**Problem requirements**
Entries follow. Return each line that contains the word "file".

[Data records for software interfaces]
★ ★ ★ ★ ★

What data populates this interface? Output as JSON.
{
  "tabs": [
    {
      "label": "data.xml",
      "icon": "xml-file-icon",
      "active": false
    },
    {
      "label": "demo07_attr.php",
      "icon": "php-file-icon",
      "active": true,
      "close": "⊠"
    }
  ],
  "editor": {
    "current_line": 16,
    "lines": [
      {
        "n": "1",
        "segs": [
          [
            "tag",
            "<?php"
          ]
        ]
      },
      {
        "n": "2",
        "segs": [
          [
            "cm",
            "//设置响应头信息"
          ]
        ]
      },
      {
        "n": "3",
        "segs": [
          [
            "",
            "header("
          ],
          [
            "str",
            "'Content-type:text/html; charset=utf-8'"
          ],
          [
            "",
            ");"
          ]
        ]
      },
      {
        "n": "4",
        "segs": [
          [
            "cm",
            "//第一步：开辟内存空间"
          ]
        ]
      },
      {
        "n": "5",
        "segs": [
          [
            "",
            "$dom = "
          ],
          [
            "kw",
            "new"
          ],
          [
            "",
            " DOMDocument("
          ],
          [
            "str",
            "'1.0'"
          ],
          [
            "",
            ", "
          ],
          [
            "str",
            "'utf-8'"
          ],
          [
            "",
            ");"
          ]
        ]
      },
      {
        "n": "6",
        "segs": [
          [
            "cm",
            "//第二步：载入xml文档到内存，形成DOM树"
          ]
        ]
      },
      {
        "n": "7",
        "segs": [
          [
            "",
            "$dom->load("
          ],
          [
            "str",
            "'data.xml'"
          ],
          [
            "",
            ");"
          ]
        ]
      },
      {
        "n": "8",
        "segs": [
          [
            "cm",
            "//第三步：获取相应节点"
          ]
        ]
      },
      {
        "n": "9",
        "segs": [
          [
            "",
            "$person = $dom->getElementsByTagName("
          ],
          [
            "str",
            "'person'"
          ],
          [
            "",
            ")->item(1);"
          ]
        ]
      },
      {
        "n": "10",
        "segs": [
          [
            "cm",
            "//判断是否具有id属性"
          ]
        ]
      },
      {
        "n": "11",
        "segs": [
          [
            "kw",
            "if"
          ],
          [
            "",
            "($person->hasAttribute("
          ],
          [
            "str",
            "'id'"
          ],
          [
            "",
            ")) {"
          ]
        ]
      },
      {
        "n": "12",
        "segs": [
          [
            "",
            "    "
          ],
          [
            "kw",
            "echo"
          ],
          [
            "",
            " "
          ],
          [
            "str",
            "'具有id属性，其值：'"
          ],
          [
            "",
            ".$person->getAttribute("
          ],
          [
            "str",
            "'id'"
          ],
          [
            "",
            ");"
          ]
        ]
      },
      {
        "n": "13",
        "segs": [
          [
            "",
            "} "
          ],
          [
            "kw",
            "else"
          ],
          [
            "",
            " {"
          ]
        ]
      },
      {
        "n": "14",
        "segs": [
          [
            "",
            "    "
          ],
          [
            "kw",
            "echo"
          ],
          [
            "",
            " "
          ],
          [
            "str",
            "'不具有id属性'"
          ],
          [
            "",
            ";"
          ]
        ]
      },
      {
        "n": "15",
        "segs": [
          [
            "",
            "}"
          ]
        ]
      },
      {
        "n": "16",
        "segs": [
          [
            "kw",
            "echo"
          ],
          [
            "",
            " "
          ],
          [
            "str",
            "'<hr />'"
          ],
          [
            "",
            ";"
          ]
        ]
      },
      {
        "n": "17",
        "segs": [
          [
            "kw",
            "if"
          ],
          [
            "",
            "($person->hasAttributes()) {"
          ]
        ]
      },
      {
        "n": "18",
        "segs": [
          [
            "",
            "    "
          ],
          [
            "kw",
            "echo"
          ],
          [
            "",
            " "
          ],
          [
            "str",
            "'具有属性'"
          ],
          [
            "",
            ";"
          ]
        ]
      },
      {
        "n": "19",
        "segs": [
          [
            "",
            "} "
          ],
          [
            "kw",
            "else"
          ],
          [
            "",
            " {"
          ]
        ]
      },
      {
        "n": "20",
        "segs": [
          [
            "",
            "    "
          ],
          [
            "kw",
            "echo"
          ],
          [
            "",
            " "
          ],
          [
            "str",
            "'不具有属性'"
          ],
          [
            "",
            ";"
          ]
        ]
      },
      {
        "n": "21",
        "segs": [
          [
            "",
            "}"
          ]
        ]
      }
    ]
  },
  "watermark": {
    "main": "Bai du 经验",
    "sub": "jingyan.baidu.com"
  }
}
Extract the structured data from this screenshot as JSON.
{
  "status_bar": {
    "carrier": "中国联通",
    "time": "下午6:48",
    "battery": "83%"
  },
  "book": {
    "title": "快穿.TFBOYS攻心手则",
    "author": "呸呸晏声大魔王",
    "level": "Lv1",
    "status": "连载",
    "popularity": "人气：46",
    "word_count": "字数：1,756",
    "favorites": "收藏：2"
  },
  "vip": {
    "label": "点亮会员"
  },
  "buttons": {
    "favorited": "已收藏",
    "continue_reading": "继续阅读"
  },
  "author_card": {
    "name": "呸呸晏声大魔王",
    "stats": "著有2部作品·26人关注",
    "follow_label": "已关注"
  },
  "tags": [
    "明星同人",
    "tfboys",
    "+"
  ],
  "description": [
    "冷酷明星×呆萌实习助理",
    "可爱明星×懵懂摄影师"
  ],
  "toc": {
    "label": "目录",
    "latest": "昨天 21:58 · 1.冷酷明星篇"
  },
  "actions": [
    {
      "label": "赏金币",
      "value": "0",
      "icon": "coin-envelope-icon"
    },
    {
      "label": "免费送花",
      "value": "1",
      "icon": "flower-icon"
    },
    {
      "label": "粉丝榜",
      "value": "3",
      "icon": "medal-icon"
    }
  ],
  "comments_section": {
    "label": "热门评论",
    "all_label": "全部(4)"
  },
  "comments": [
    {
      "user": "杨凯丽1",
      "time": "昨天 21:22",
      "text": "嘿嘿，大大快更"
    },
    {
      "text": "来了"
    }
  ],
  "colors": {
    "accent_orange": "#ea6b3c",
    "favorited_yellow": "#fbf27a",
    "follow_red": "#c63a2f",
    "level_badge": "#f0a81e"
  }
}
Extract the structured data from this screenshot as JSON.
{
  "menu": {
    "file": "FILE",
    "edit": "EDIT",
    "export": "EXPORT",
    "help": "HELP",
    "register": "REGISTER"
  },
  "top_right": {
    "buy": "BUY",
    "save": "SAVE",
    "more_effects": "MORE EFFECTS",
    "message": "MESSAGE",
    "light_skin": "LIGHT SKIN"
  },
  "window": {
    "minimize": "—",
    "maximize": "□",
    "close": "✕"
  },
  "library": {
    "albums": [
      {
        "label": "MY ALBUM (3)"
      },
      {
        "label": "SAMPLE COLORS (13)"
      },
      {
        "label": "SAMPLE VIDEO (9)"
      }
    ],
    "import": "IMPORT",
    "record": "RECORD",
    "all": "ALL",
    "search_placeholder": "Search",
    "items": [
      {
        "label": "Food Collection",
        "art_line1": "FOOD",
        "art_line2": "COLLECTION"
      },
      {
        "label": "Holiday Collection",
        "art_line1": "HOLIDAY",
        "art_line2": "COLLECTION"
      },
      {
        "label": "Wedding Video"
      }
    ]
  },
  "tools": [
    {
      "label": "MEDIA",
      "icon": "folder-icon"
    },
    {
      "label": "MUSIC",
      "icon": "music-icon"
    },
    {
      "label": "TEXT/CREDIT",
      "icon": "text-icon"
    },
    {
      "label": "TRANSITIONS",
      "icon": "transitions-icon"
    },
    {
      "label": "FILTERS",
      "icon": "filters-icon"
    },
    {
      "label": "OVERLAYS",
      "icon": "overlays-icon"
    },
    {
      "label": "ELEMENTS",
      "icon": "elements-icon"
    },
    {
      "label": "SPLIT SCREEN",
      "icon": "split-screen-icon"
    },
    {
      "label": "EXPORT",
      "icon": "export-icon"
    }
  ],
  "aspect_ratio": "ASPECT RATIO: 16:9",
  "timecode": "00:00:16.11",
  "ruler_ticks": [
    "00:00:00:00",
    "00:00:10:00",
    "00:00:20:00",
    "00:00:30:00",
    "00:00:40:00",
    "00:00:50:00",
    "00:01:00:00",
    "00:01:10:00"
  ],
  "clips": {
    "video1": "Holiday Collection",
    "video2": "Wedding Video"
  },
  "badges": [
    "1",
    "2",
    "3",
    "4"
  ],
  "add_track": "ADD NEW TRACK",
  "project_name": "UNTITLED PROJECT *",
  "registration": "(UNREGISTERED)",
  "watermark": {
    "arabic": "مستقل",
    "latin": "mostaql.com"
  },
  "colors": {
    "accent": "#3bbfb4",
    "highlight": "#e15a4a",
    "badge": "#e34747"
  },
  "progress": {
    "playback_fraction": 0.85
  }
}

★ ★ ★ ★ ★

**Worked solution**
      "icon": "xml-file-icon",
      "icon": "php-file-icon",
    "file": "FILE",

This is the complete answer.